Father and son were at chess,the former,who possessed ideas about the game involving radical changes
The new arrival also condoled with himself, so that Mrs. White said, “Tut, tut!” and coughed gently as her husband entered the room, followed by a tall burly man, beady of eye and rubicund of visage.
“Well, wish for two hundred pounds, then; that'll just do it.” His father, smiling shamefacedly at his own credulity, held up the talisman, as his son,with a solemn face somewhat marred by a wink at his mother, sat down at the piano and struck afew impressive chords. “I wish for two hundred pounds,” said the old man distinctly.

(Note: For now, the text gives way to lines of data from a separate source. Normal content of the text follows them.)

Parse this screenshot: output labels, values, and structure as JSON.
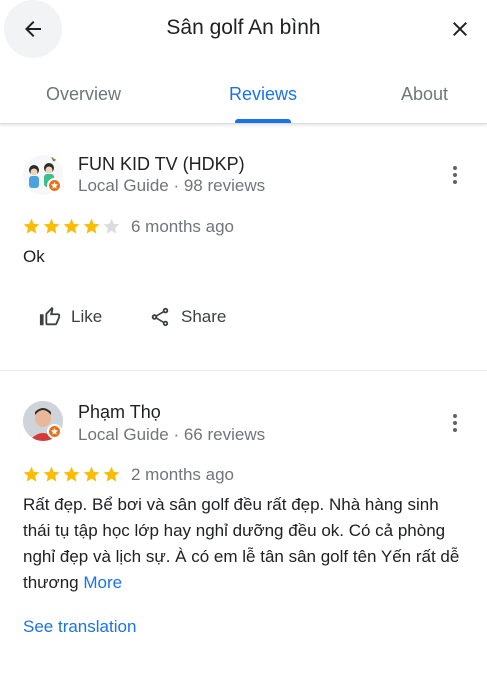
{
  "header": {
    "title": "Sân golf An bình",
    "back_icon": "arrow-back-icon",
    "close_icon": "close-icon"
  },
  "tabs": [
    {
      "label": "Overview",
      "active": false
    },
    {
      "label": "Reviews",
      "active": true
    },
    {
      "label": "About",
      "active": false
    }
  ],
  "colors": {
    "accent": "#1a73e8",
    "star": "#fbbc04",
    "star_empty": "#dadce0",
    "badge": "#e8711a",
    "secondary_text": "#70757a"
  },
  "reviews": [
    {
      "author": "FUN KID TV (HDKP)",
      "meta": "Local Guide · 98 reviews",
      "rating": 4,
      "time": "6 months ago",
      "text": "Ok",
      "actions": {
        "like": "Like",
        "share": "Share"
      }
    },
    {
      "author": "Phạm Thọ",
      "meta": "Local Guide · 66 reviews",
      "rating": 5,
      "time": "2 months ago",
      "text": "Rất đẹp. Bể bơi và sân golf đều rất đẹp. Nhà hàng sinh thái tụ tập học lớp hay nghỉ dưỡng đều ok. Có cả phòng nghỉ đẹp và lịch sự. À có em lễ tân sân golf tên Yến rất dễ thương",
      "more_label": "More",
      "translate_label": "See translation"
    }
  ]
}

we'll have one more. Go down and get it quickly, and wish our boy alive again.”
and frantically breathed his third and last wish.

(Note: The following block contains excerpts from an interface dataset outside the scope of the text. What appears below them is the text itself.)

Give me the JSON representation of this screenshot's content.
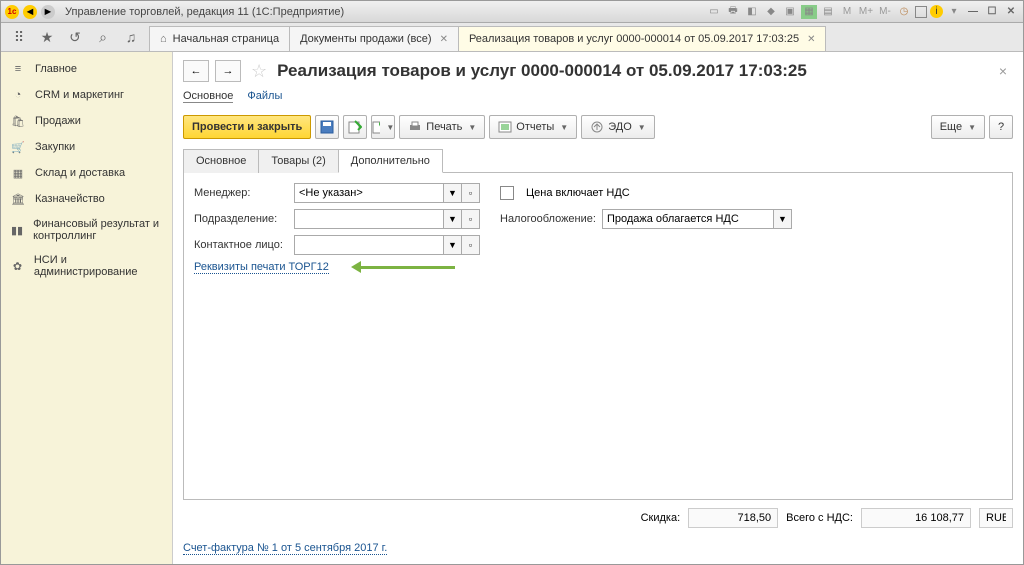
{
  "titlebar": {
    "app_title": "Управление торговлей, редакция 11  (1С:Предприятие)"
  },
  "top_tabs": {
    "home": "Начальная страница",
    "tab1": "Документы продажи (все)",
    "tab2": "Реализация товаров и услуг 0000-000014 от 05.09.2017 17:03:25"
  },
  "sidebar": {
    "items": [
      {
        "label": "Главное"
      },
      {
        "label": "CRM и маркетинг"
      },
      {
        "label": "Продажи"
      },
      {
        "label": "Закупки"
      },
      {
        "label": "Склад и доставка"
      },
      {
        "label": "Казначейство"
      },
      {
        "label": "Финансовый результат и контроллинг"
      },
      {
        "label": "НСИ и администрирование"
      }
    ]
  },
  "doc": {
    "title": "Реализация товаров и услуг 0000-000014 от 05.09.2017 17:03:25",
    "subnav_main": "Основное",
    "subnav_files": "Файлы",
    "btn_post": "Провести и закрыть",
    "btn_print": "Печать",
    "btn_reports": "Отчеты",
    "btn_edo": "ЭДО",
    "btn_more": "Еще",
    "inner_tabs": {
      "main": "Основное",
      "goods": "Товары (2)",
      "extra": "Дополнительно"
    },
    "form": {
      "manager_lbl": "Менеджер:",
      "manager_val": "<Не указан>",
      "price_vat_lbl": "Цена включает НДС",
      "division_lbl": "Подразделение:",
      "division_val": "",
      "tax_lbl": "Налогообложение:",
      "tax_val": "Продажа облагается НДС",
      "contact_lbl": "Контактное лицо:",
      "contact_val": "",
      "torg12_link": "Реквизиты печати ТОРГ12"
    },
    "totals": {
      "discount_lbl": "Скидка:",
      "discount_val": "718,50",
      "total_lbl": "Всего с НДС:",
      "total_val": "16 108,77",
      "currency": "RUB"
    },
    "invoice_link": "Счет-фактура № 1 от 5 сентября 2017 г."
  }
}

The knocking ceased suddenly, although the echoes of it were still in the house. He heard the chair drawn back and the door opened. A cold wind rushed up the staircase, and a long loud wail of disappointment and misery from his wife gave him courage to run down to her side, and then to the gate beyond. The street lamp flickering opposite shone on a quiet and deserted road.